(Beginning of Exercise materials)

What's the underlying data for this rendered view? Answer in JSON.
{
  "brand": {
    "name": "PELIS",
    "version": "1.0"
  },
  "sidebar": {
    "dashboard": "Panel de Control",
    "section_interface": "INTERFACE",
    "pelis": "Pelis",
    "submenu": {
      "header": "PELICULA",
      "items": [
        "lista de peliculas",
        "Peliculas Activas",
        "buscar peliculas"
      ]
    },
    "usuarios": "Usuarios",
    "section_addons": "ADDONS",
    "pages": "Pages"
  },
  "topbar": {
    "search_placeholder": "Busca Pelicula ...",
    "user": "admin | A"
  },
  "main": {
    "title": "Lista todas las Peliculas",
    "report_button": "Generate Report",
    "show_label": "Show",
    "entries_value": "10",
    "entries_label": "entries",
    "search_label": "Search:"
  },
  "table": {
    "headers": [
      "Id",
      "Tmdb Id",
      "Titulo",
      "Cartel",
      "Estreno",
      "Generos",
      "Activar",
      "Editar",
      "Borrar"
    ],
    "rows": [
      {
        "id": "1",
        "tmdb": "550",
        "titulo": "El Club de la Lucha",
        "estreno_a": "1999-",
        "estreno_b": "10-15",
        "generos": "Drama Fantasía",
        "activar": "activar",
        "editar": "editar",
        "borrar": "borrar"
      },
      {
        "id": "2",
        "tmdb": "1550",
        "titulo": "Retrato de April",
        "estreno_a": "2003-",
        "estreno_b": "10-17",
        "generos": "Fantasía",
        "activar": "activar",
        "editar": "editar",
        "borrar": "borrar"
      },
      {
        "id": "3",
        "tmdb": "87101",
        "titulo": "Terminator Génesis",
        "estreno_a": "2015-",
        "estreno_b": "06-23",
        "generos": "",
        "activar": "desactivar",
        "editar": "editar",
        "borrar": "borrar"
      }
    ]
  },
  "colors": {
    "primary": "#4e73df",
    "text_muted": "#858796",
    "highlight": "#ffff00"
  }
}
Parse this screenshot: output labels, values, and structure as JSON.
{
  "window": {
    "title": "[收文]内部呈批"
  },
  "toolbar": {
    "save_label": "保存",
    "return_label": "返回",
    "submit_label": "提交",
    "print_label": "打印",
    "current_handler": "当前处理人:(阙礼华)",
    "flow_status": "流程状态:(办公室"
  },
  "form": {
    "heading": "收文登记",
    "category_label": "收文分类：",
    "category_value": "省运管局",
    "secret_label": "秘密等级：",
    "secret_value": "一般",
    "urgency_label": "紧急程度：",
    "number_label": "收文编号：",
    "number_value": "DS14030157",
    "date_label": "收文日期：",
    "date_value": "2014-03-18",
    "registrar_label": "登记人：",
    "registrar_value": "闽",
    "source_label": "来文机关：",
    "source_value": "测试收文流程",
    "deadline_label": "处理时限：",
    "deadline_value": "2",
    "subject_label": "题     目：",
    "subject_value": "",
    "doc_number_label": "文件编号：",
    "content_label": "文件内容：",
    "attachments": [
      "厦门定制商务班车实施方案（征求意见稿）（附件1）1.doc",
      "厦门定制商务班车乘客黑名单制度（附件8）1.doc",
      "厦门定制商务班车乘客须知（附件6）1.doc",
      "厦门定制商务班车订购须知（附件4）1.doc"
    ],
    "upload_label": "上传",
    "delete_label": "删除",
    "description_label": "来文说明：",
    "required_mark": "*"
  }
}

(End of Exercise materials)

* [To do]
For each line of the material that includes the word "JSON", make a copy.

* [Response]
What's the underlying data for this rendered view? Answer in JSON.
Parse this screenshot: output labels, values, and structure as JSON.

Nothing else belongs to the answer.